What can you learn about performing under pressure from some of the best college football coaches? There are plenty of business lessons to be gleaned.
Whether it’s in business or in football, performing under pressure takes a lot of qualities, including talent, focus, a strong team ethic, experienced leadership and a drive to succeed. When you look back at last season’s BCS Championship game between Alabama and Clemson, an instant classic won in the fourth quarter by Alabama, you saw a great example of winning by using another tactic: creativity. When things aren’t working in business or in football, you need to try something different.
If It Ain’t Working, Change Things up Fast
As you may recall, No. 1 Clemson’s high-powered offense, led by QB Deshaun Watson, had controlled No. 2 Alabama for three quarters. The score was Clemson 24–21 as the fourth quarter began, and the powerful Crimson Tide seemed unable to stop Clemson’s balanced, wide-open offensive attack. With 10 minutes left, and looking like they’d lose, Alabama head coach Nick Saban decided to gamble his entire season. Famous for their strength and power, Alabama perfectly executed a surprise onside kick that they recovered. Not only did the trick succeed in shocking Clemson, but it changed the tone of the championship game. Later, he went on to explain his decision to ESPN: “We were tired on defense and weren’t doing a great job of getting them stopped and felt like if we didn’t do something or take a chance to change the momentum of the game that we wouldn’t have a chance to win.” Saban’s decision shows that when things aren’t working in football—or in business—leaders must consider changing their course quickly.
However, winning in business and football — and performing under pressure — is more than just surprising your opponent. Saban is a coach famous for demanding discipline and hard work from his team, and won’t passively accept bad performance. He is also among the best strategic minds in all of college football, as the timing of that famous onside kick shows.
Getting and Retaining Talent Is Key
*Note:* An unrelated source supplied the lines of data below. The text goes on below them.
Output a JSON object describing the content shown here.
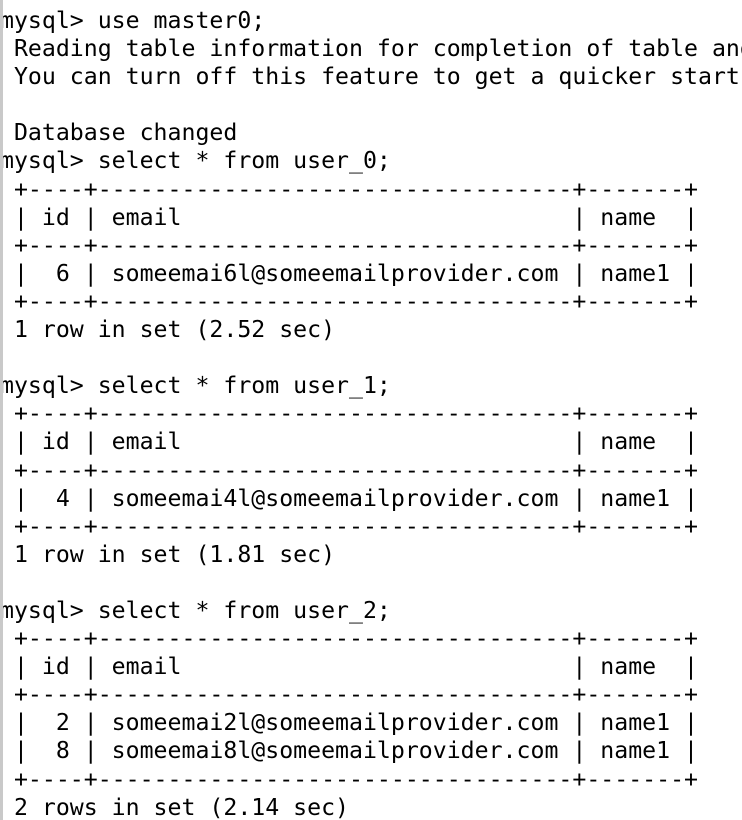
{
  "terminal": {
    "app": "mysql client",
    "background_color": "#ffffff",
    "foreground_color": "#000000",
    "prompt": "mysql> ",
    "edge_sliver_color": "#c9c9c9",
    "lines": [
      "mysql> use master0;",
      " Reading table information for completion of table and",
      " You can turn off this feature to get a quicker startu",
      "",
      " Database changed",
      "mysql> select * from user_0;",
      " +----+----------------------------------+-------+",
      " | id | email                            | name  |",
      " +----+----------------------------------+-------+",
      " |  6 | someemai6l@someemailprovider.com | name1 |",
      " +----+----------------------------------+-------+",
      " 1 row in set (2.52 sec)",
      "",
      "mysql> select * from user_1;",
      " +----+----------------------------------+-------+",
      " | id | email                            | name  |",
      " +----+----------------------------------+-------+",
      " |  4 | someemai4l@someemailprovider.com | name1 |",
      " +----+----------------------------------+-------+",
      " 1 row in set (1.81 sec)",
      "",
      "mysql> select * from user_2;",
      " +----+----------------------------------+-------+",
      " | id | email                            | name  |",
      " +----+----------------------------------+-------+",
      " |  2 | someemai2l@someemailprovider.com | name1 |",
      " |  8 | someemai8l@someemailprovider.com | name1 |",
      " +----+----------------------------------+-------+",
      " 2 rows in set (2.14 sec)"
    ],
    "commands": [
      {
        "command": "use master0;",
        "result": "Database changed"
      },
      {
        "command": "select * from user_0;",
        "result": "1 row in set (2.52 sec)"
      },
      {
        "command": "select * from user_1;",
        "result": "1 row in set (1.81 sec)"
      },
      {
        "command": "select * from user_2;",
        "result": "2 rows in set (2.14 sec)"
      }
    ],
    "notices": [
      "Reading table information for completion of table and",
      "You can turn off this feature to get a quicker startu"
    ],
    "result_sets": [
      {
        "table": "user_0",
        "columns": [
          "id",
          "email",
          "name"
        ],
        "rows": [
          [
            "6",
            "someemai6l@someemailprovider.com",
            "name1"
          ]
        ],
        "summary": "1 row in set (2.52 sec)",
        "row_count": 1,
        "elapsed_seconds": "2.52"
      },
      {
        "table": "user_1",
        "columns": [
          "id",
          "email",
          "name"
        ],
        "rows": [
          [
            "4",
            "someemai4l@someemailprovider.com",
            "name1"
          ]
        ],
        "summary": "1 row in set (1.81 sec)",
        "row_count": 1,
        "elapsed_seconds": "1.81"
      },
      {
        "table": "user_2",
        "columns": [
          "id",
          "email",
          "name"
        ],
        "rows": [
          [
            "2",
            "someemai2l@someemailprovider.com",
            "name1"
          ],
          [
            "8",
            "someemai8l@someemailprovider.com",
            "name1"
          ]
        ],
        "summary": "2 rows in set (2.14 sec)",
        "row_count": 2,
        "elapsed_seconds": "2.14"
      }
    ],
    "database": "master0"
  }
}
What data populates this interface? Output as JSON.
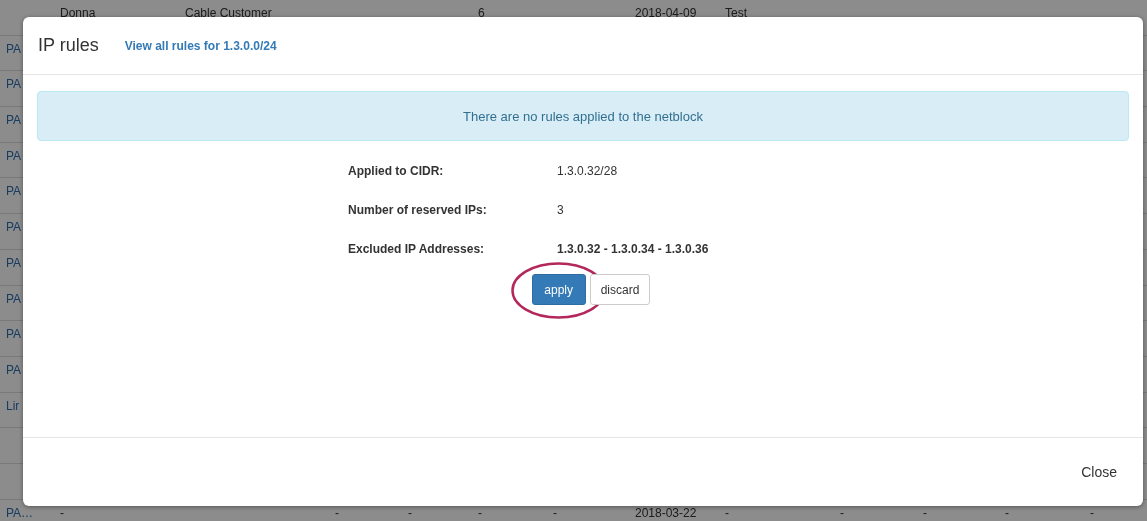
{
  "background_table": {
    "rows": [
      {
        "column_2": "Donna",
        "column_3": "Cable Customer",
        "column_6": "6",
        "column_8": "2018-04-09",
        "column_9": "Test"
      },
      {
        "column_1": "PA"
      },
      {
        "column_1": "PA"
      },
      {
        "column_1": "PA"
      },
      {
        "column_1": "PA"
      },
      {
        "column_1": "PA"
      },
      {
        "column_1": "PA"
      },
      {
        "column_1": "PA"
      },
      {
        "column_1": "PA"
      },
      {
        "column_1": "PA"
      },
      {
        "column_1": "PA"
      },
      {
        "column_1": "Lir"
      },
      {},
      {},
      {
        "column_1": "PA…",
        "column_2": "-",
        "column_4": "-",
        "column_5": "-",
        "column_6": "-",
        "column_7": "-",
        "column_8": "2018-03-22",
        "column_9": "-",
        "column_10": "-",
        "column_11": "-",
        "column_12": "-",
        "column_13": "-"
      }
    ]
  },
  "modal": {
    "title": "IP rules",
    "header_link": "View all rules for 1.3.0.0/24",
    "alert": "There are no rules applied to the netblock",
    "details": [
      {
        "label": "Applied to CIDR:",
        "value": "1.3.0.32/28",
        "bold": false
      },
      {
        "label": "Number of reserved IPs:",
        "value": "3",
        "bold": false
      },
      {
        "label": "Excluded IP Addresses:",
        "value": "1.3.0.32 - 1.3.0.34 - 1.3.0.36",
        "bold": true
      }
    ],
    "buttons": [
      {
        "label": "apply",
        "kind": "primary",
        "highlighted": true
      },
      {
        "label": "discard",
        "kind": "default",
        "highlighted": false
      }
    ],
    "footer_button": "Close"
  }
}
Another tip you can take from Alabama’s win is to find and retain talent. Saban may be one of the best head coaches in football, but he also surrounds himself with all-star talent, the best players and accomplished coaches, and then gets the most out of them. For example, Saban hired legendary strength coach Scott Cochran to make his players the best conditioned and most powerful in college football. While Saban is a strategist, Cochran is a coach famous for developing close emotional bonds with Crimson Tide players.
As two-time Alabama All-American lineman Barrett Jones told Bleacher Report, Saban and Cochran “have the same message, but they have a different way of delivering it.” Saban is an organizer and strategist while Cochran is closer with players. He is “with you day in and day out, enforcing the principles. And he’s doing that in an emotional, loving way,” says Jones.
Culture and tradition matter, in football and in business. Alabama’s tradition of winning pulls talent in, but so does the close, family culture driven by coaches like Cochran. Consider your company’s culture and how it affects current or potential employees. Do you already have strong, successful relationships within your organization that attract talent and inspire employees, or do you need to make some changes in order to motivate your team and bring them closer together? Nothing breeds success like success, but being able to treat your employees as a family counts for a lot.
Developing a Team Environment
What Nick Saban has done at Alabama can be carried into business, too. You need to build a talented team willing and disciplined enough to follow wherever you lead. Saban has spent years developing a collaborative culture of excellence at Alabama. The team doesn’t feature flashy superstars. Indeed, last year’s star running back and Heisman trophy winner Derrick Henry typically deflected all praise onto his Alabama offensive line. Take a look at how you treat your employees and how they treat each other. Is there a sense of camaraderie or do you tend to highlight the efforts of one individual versus the team? Finding superstars and keeping them team-oriented isn’t easy, but it builds a collaborative atmosphere that can help you find success in both business and football.
Performing under pressure requires talent, flexible leadership, a great management team (people in the trenches like Scott Cochran) and an organizational culture that puts “we” before “me.” It has to start at the top, but winning happens way before kickoff.